The lilac buds are swelling.  I look forward to their wonderful fragrance in May - something we haven't had since we left the Lost Garden on Tenth, as the lilac we planted on the hill just sulked for five years and only had two or three blooms in all that time.

I have been out planting grass seeds in the little bed that lies smack in the middle of the front handkerchief lawn.  Vincent leveled it off and prepared it for seeding before he left for home on the Meadow, so I spread the seed, covered it with fine soil, tramped it lightly with my clogs and spoke sharply to the little birds about getting into the cookie jar, so to speak.

The maple and the willow that shade the front lawn are both taking advantage of the nighttime showers and the daytime sun and herald spring with tiny delicate leaves and winged seeds on the maple that grow longer and more elegant each day.

Our neighbour to the west has a lovely circular carpet of violets 

and over the fence, to the east, the apricot tree is starting to bloom

Gardening in town is not spectacular but, as always, it touches the heart
and at the end of the day one must always smell of glorious rich dirt!

The day the Lord created Hope was probably the same day he created Spring
Bern Williams

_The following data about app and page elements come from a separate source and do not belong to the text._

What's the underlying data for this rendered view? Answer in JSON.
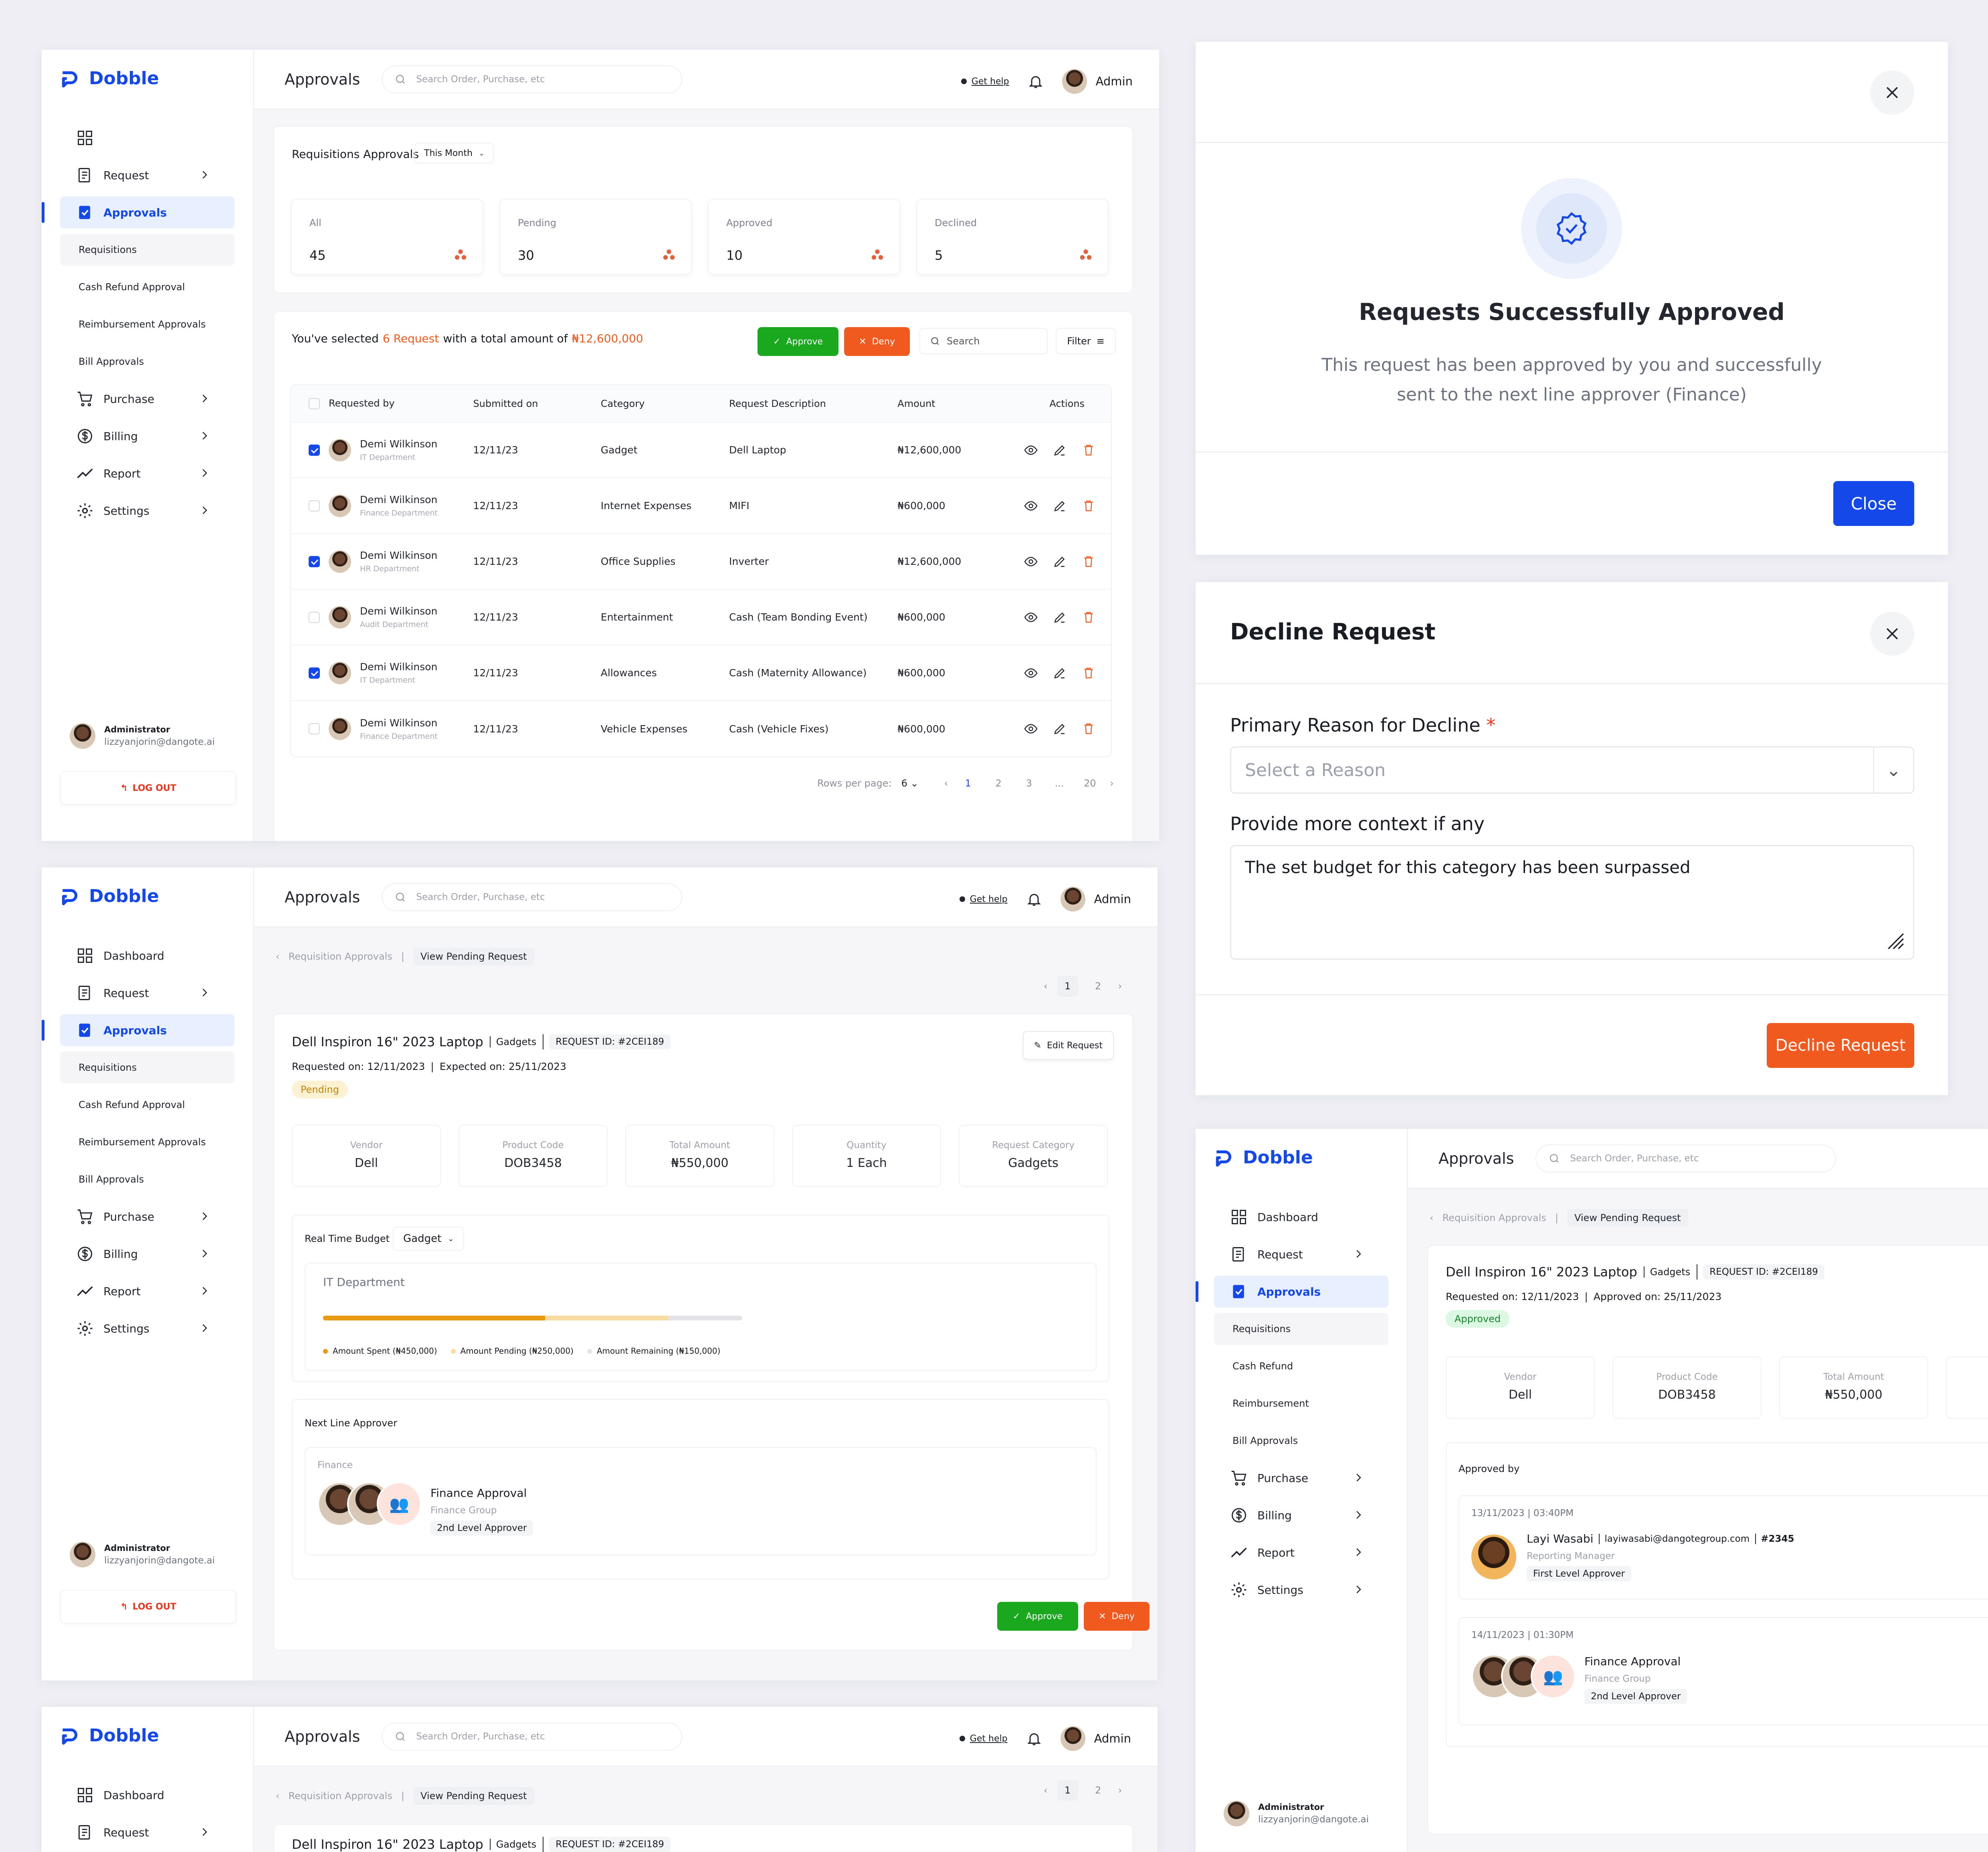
{
  "brand": "Dobble",
  "topbar": {
    "title": "Approvals",
    "search_placeholder": "Search Order, Purchase, etc",
    "help": "Get help",
    "user": "Admin"
  },
  "sidebar": {
    "dashboard": "Dashboard",
    "request": "Request",
    "approvals": "Approvals",
    "sub": [
      "Requisitions",
      "Cash Refund Approval",
      "Reimbursement Approvals",
      "Bill Approvals"
    ],
    "sub_short": [
      "Requisitions",
      "Cash Refund",
      "Reimbursement",
      "Bill Approvals"
    ],
    "purchase": "Purchase",
    "billing": "Billing",
    "report": "Report",
    "settings": "Settings",
    "role": "Administrator",
    "email": "lizzyanjorin@dangote.ai",
    "logout": "LOG OUT"
  },
  "list": {
    "heading": "Requisitions Approvals",
    "period": "This Month",
    "stats": [
      {
        "label": "All",
        "value": "45"
      },
      {
        "label": "Pending",
        "value": "30"
      },
      {
        "label": "Approved",
        "value": "10"
      },
      {
        "label": "Declined",
        "value": "5"
      }
    ],
    "sel_a": "You've selected",
    "sel_count": "6 Request",
    "sel_b": "with a total amount of",
    "sel_amount": "₦12,600,000",
    "approve": "Approve",
    "deny": "Deny",
    "search": "Search",
    "filter": "Filter",
    "columns": [
      "Requested by",
      "Submitted on",
      "Category",
      "Request Description",
      "Amount",
      "Actions"
    ],
    "rows": [
      {
        "name": "Demi Wilkinson",
        "dept": "IT Department",
        "date": "12/11/23",
        "cat": "Gadget",
        "desc": "Dell  Laptop",
        "amt": "₦12,600,000",
        "checked": true
      },
      {
        "name": "Demi Wilkinson",
        "dept": "Finance Department",
        "date": "12/11/23",
        "cat": "Internet Expenses",
        "desc": "MIFI",
        "amt": "₦600,000",
        "checked": false
      },
      {
        "name": "Demi Wilkinson",
        "dept": "HR Department",
        "date": "12/11/23",
        "cat": "Office Supplies",
        "desc": "Inverter",
        "amt": "₦12,600,000",
        "checked": true
      },
      {
        "name": "Demi Wilkinson",
        "dept": "Audit Department",
        "date": "12/11/23",
        "cat": "Entertainment",
        "desc": "Cash (Team Bonding Event)",
        "amt": "₦600,000",
        "checked": false
      },
      {
        "name": "Demi Wilkinson",
        "dept": "IT Department",
        "date": "12/11/23",
        "cat": "Allowances",
        "desc": "Cash (Maternity Allowance)",
        "amt": "₦600,000",
        "checked": true
      },
      {
        "name": "Demi Wilkinson",
        "dept": "Finance Department",
        "date": "12/11/23",
        "cat": "Vehicle Expenses",
        "desc": "Cash (Vehicle Fixes)",
        "amt": "₦600,000",
        "checked": false
      }
    ],
    "rows_per_page_label": "Rows per page:",
    "rows_per_page": "6",
    "pages": [
      "1",
      "2",
      "3",
      "...",
      "20"
    ]
  },
  "detail": {
    "crumb1": "Requisition Approvals",
    "crumb2": "View Pending Request",
    "pager": [
      "1",
      "2"
    ],
    "title": "Dell Inspiron 16\" 2023 Laptop",
    "category": "Gadgets",
    "request_id": "REQUEST ID: #2CEI189",
    "requested_on": "Requested on: 12/11/2023",
    "expected_on": "Expected on: 25/11/2023",
    "approved_on": "Approved on: 25/11/2023",
    "status": "Pending",
    "status_approved": "Approved",
    "edit": "Edit Request",
    "info": [
      {
        "label": "Vendor",
        "value": "Dell"
      },
      {
        "label": "Product Code",
        "value": "DOB3458"
      },
      {
        "label": "Total Amount",
        "value": "₦550,000"
      },
      {
        "label": "Quantity",
        "value": "1 Each"
      },
      {
        "label": "Request Category",
        "value": "Gadgets"
      }
    ],
    "budget_label": "Real Time Budget",
    "budget_select": "Gadget",
    "department": "IT Department",
    "budget": {
      "spent": 450000,
      "pending": 250000,
      "remaining": 150000
    },
    "legend": [
      "Amount Spent (₦450,000)",
      "Amount Pending (₦250,000)",
      "Amount Remaining (₦150,000)"
    ],
    "next_approver": "Next Line Approver",
    "group": "Finance",
    "approval_name": "Finance Approval",
    "approval_group": "Finance Group",
    "approval_level": "2nd Level Approver",
    "approve": "Approve",
    "deny": "Deny"
  },
  "approved_by": {
    "label": "Approved by",
    "first_time": "13/11/2023 | 03:40PM",
    "first_name": "Layi Wasabi",
    "first_email": "layiwasabi@dangotegroup.com",
    "first_id": "#2345",
    "first_role": "Reporting Manager",
    "first_level": "First Level Approver",
    "second_time": "14/11/2023 | 01:30PM"
  },
  "success_modal": {
    "title": "Requests Successfully Approved",
    "body1": "This request has been approved by you and successfully",
    "body2": "sent to the next line approver (Finance)",
    "close": "Close"
  },
  "decline_modal": {
    "title": "Decline Request",
    "reason_label": "Primary Reason for Decline",
    "required": "*",
    "reason_placeholder": "Select a Reason",
    "context_label": "Provide more context if any",
    "context_value": "The set budget for this category has been surpassed",
    "submit": "Decline Request"
  },
  "colors": {
    "brand": "#1548e8",
    "approve": "#1aa81e",
    "deny": "#f05a1e",
    "spent": "#e89a12",
    "pending": "#f8dba0",
    "remaining": "#e4e4e8"
  }
}
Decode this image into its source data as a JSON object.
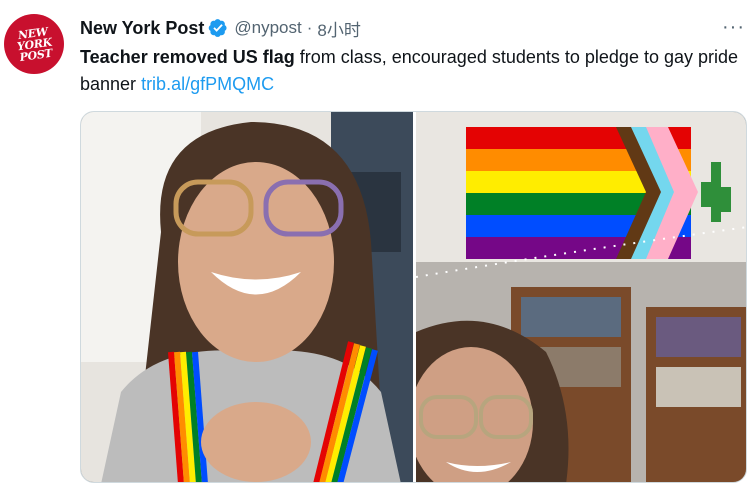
{
  "tweet": {
    "author_name": "New York Post",
    "handle": "@nypost",
    "separator": "·",
    "time": "8小时",
    "more": "···",
    "text_bold": "Teacher removed US flag",
    "text_rest": " from class, encouraged students to pledge to gay pride banner ",
    "link": "trib.al/gfPMQMC"
  },
  "avatar": {
    "line1": "NEW",
    "line2": "YORK",
    "line3": "POST"
  },
  "colors": {
    "brand": "#c8102e",
    "link": "#1d9bf0",
    "verified": "#1d9bf0",
    "secondary_text": "#536471"
  },
  "icons": {
    "verified": "verified-badge-icon",
    "more": "more-horizontal-icon"
  }
}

I am going out now to plant the remnants of the indoor spring bulbs that made waiting for spring bearable.

And to find the perfect spot for the amaryllis bulbs to summer-over.

And, here, too is an excerpt from A.E. Housman's Spring Morning

Star and coronal and bell
April underfoot renews
And the hope of man, as well
Flowers among the morning dews.

Now the old come out to look.
Winter past and winter's pains.
How the sky in pool and brook
Glitters on the grassy plains.

Easily the gentle air
Wafts the turning season on;
Things to comfort them are there
though 'tis true the best are gone....

It seems to me especially meaningful and relevant.


Barb said...

Glad you're out playing in the dirt, Hildred. Won't the smell of lilacs be glorious? I have a bush here in Denver, too. Often I'm traveling when it blooms, but I'm hopeful this year I'll be able to gather some for indoors.

Sallie (FullTime-Life) said...

The poem makes me cry (not entirely unhappy tears, just matter-of-fact ones). I'm hoping there will be lilacs in Colorado still when we are there in June...sometimes there are. (They're always gone in Oregon by the time we get there.)